| WHAT YOU NEED TO DO |
Work out how many lines of the listing hold the string "true". Answer with that number alone.

————————

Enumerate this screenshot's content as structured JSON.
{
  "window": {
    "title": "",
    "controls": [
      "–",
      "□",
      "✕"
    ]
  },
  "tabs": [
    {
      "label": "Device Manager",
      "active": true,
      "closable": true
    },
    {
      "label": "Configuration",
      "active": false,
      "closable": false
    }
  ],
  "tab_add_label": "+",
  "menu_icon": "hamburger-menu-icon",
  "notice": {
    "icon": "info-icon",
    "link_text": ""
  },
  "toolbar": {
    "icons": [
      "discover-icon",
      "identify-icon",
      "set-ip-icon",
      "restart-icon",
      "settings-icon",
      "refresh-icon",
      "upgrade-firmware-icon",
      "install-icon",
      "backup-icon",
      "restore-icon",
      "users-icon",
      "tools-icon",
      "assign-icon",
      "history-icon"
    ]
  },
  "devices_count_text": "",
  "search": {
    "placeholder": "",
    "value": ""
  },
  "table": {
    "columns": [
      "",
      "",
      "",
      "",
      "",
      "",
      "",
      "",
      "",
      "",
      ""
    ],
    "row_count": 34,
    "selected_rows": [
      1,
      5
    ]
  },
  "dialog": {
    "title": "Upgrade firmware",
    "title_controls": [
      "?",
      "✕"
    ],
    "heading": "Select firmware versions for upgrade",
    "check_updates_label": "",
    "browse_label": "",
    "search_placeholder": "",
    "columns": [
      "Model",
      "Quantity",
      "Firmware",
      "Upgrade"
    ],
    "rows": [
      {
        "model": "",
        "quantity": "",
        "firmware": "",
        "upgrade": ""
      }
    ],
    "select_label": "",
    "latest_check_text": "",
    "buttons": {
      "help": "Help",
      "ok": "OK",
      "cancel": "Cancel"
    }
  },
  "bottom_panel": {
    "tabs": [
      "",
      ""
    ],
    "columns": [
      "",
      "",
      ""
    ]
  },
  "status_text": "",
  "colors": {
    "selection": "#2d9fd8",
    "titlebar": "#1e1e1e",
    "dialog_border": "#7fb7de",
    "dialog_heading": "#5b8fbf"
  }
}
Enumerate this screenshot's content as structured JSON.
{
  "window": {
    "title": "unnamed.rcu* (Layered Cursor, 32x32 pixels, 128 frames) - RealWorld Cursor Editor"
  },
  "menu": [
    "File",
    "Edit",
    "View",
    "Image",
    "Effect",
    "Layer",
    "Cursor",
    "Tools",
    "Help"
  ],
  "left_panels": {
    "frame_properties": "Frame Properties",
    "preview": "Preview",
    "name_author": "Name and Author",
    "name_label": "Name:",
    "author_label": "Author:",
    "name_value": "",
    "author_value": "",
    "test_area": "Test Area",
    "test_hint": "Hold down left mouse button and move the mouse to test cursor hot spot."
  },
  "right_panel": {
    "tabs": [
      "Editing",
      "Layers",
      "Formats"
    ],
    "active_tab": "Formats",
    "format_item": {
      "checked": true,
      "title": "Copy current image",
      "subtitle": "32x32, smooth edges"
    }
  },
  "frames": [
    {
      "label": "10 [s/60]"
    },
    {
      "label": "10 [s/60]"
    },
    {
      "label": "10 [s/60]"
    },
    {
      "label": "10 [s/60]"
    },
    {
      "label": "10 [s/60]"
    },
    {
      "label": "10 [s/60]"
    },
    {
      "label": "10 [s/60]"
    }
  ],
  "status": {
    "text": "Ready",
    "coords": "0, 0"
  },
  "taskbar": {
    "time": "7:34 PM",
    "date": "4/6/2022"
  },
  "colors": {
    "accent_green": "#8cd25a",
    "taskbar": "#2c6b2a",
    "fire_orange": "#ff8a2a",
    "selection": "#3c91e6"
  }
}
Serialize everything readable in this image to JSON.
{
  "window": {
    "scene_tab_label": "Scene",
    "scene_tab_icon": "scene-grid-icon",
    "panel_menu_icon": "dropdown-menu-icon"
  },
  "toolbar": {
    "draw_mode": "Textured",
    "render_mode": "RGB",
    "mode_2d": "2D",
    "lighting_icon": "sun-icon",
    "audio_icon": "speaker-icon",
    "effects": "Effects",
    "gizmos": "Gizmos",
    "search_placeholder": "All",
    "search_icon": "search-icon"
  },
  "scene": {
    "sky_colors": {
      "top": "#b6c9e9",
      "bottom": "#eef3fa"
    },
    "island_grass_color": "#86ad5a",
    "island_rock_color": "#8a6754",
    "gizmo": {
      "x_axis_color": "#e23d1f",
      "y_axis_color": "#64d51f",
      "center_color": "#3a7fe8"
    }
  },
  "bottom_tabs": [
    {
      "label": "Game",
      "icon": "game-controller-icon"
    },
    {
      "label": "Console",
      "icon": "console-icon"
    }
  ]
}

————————

| EXERCISE ANSWER |
3